Everyone has heard of the Amalfi Coast – Italy’s mountainous World Heritage littoral which grandstands its way south of the Sorrento Peninsula.
The great finger of the peninsula is dramatic enough, terminating, as it does, the massive, blue, Vesuvius-dominated, sweep south of the Bay of Naples. But around the corner – around the massive limestone crags where the Sirens used to lure their sailor prey – you come to the vertiginous littoral that has been attracting mankind for millennia.
People have been clinging to these maritime cliffs and gorges for thousands of years, and a rather enviable time they have had of it compared to the historic existence led by many civilisations. There is plenty of fertility in the tiny pockets which have collected the fertile volcanic soils, and lemons, grapes, tomatoes and aubergines seem to almost leap out of the sun-warmed canyons and defiles.
Linking these pockets of land, and the villages and hamlets that go with them, are ancient packhorse trails which weave their way up from seaside to mountain-top – often in a seemingly impossible and overly optimistic series of switchbacks and clever tucks and turns.
Somehow these old pathways – laid by the Romans in many cases – pull off the impossible and get you either to the top of the crags, or to some coastal resort far below.
They are public rights-of-way that most visitors never see. The tourist buses twist and turn along the famous single road that links the towns of Positano, Amalfi and Salerno, and most passengers concentrate on the aquamarine views below rather than looking upwards into the mountains. If they do, then the likelihood will be that they won’t imagine that paths wend their up into the mountain tops, or that hiking along them can be a hugely enjoyable thing to do.
For those enjoying this holiday, however, these paths become a wondrous reality. The tour embraces both the world of the high footpaths and the more crowded but jolly visitor zone below.

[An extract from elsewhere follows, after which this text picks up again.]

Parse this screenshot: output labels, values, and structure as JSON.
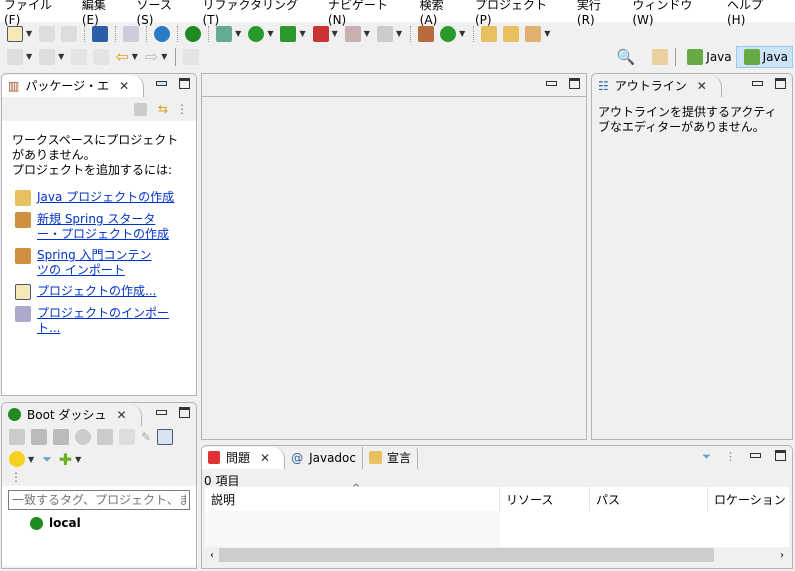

In other words, a vacation that gives you plenty of chances to ride on buses and do a bit of vertical sightseeing with all the other tourists – and also explore the extraordinary landscape in more depth by striding out along some of the paths.
Taken as an entire weeklong experience, this allows you to enjoy one of the world’s most beautiful holiday hotspots in a way that affords a much more satisfying, more interesting holiday than being a mere follower on the well-travelled tourist trail. You begin to understand how life on the vertical works, how it has flourished down through the ages, and how local farmers and fishermen have adapted to the modern world.
Oh, and you are treated to much, much, better views than the ones you can enjoy from the overcrowded lay-bys where the luxury coaches stop for ten minutes.